Where there was once anger is now apathy; a resignation of just how average England have become. The FA should be horrified. Gareth Southgate is the latest manager unable to energise a team who, for the last 8-10 years, has been in terminal decline.
Although when the rot set in is probably up for debate given England’s appalling record in major tournaments outside of their own shores.
Of course, the players who huffed and puffed past Slovenia are vastly different from the ‘Golden Generation’ of Terry, Ferdinand, Neville, Cole, Lampard, Campbell, Gerrard, Beckham, Scholes, Owen and a young Rooney who, at various times in the last decade, were world class players domestically, but rarely replicated it in national colours.
Southgate can only use the tools at his disposal and a dwindling player pool means it didn’t take much before he was left fielding a midfield duo of Jordan Henderson and Eric Dier. Ironically, in style they’re as English as they come.
Committed and combative but neither particularly technically-blessed and with a penchant for David Batty-ing it sideways rather than providing any passing craft in the final third. But we shouldn’t be surprised, even if Kane and Dele Alli can string together a couple of performances in Russia, the best they can hope for is a knockout match.
Even Southgate is already talking up the tournament as a learning curve for his squad – 13 of this 25-man group being 24 or younger – and that is no bad thing, but it doesn’t address the fundamental problem that continues to erode the national team.
The two main pillars of the game in England: the Premier League and the FA are as distant as they’ve ever been, the cracks as wide as Southgate’s ever-furrowing brow.
The league where all 25 of his players were drawn from has never been in ruder financial health nor more popular. And yet England as a football nation have arguably never been so poor and forgettable. Richard Scudamore’s role as executve chairman of the Premier League is to maintain the success and financial interest of the product he oversees, and he does it very well.
To achieve that he’s enabled a free-market model open to overseas ownership, which has resulted in the construction of superteams at Manchester United, City, Chelsea and to a lesser extent Liverpool, Tottenham and Arsenal.
An arm’s race in buying players and recruiting the world’s best coaches has ensued and left the national game on the sidelines. Interests lie in growing the global brands of clubs; international football an awkward afterthought of ill-timed injuries and disrupting fixture lists.
And that attitude, as England fall further into irrelevance, is now mirrored by fans. The financial risk of failure is too great for United, City or Chelsea – winners of six of the last eight FA Youth Cup, no less – to patiently wait for homegrown prospects to develop or a young and upcoming coach to learn his spurs.
The same is true, to a lesser extent, at the other end of the table where relegation comes with a financial hit. That’s why we have a situation where an inexperienced Southgate is in charge of the England team and if he were to leave, the best alternative would probably be Burnley’s Sean Dyche.

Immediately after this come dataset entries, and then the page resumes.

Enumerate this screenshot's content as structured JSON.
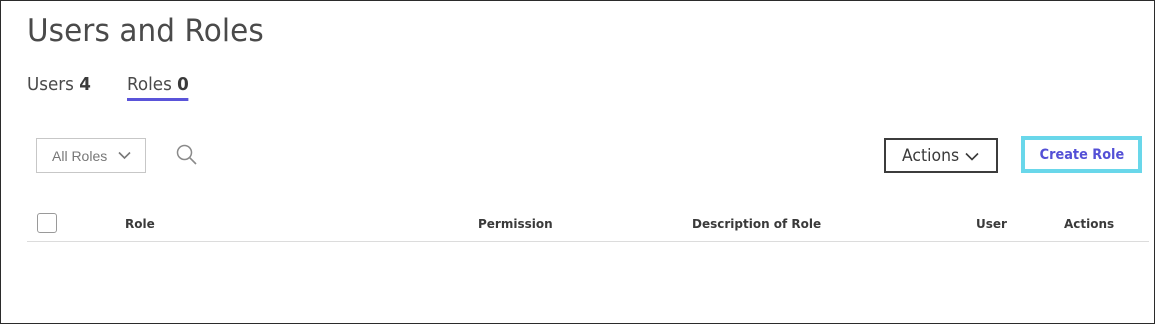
{
  "header": {
    "title": "Users and Roles"
  },
  "tabs": [
    {
      "label": "Users",
      "count": "4",
      "active": false
    },
    {
      "label": "Roles",
      "count": "0",
      "active": true
    }
  ],
  "toolbar": {
    "filter_value": "All Roles",
    "actions_label": "Actions",
    "create_label": "Create Role"
  },
  "table": {
    "columns": [
      "Role",
      "Permission",
      "Description of Role",
      "User",
      "Actions"
    ],
    "rows": []
  },
  "colors": {
    "accent": "#5a54d9",
    "focus_outline": "#69d7ea"
  },
  "icons": {
    "search": "search-icon",
    "chevron": "chevron-down-icon"
  }
}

A fine manager but indicative of the lack of feasible options out there. That is what’s happening at macro level. Below, we have academies matching their first teams in terms of cosmopolitan talents, and just last week it was revealed the cost of loaning a young player from a top Premier League club for a season was around £750,000.
Guess what the answer tends to be. This then overvalues English players who make the breakthrough, via luck or judgement, and they are rewarded contracts in excess of £50,000 after just a handful of appearances, earn quick caps, and the self-determination to succeed becomes ever-harder.

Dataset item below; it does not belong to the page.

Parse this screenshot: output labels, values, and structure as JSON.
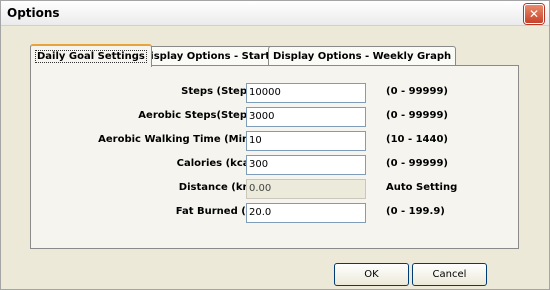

It’s a never-ending cycle of the Premier League expanding with the bubble indirectly bursting on the national team. One is leading the other, when it should be a relationship of mutual benefit. It’s all as disjointed as any of Henderson crossfield passes.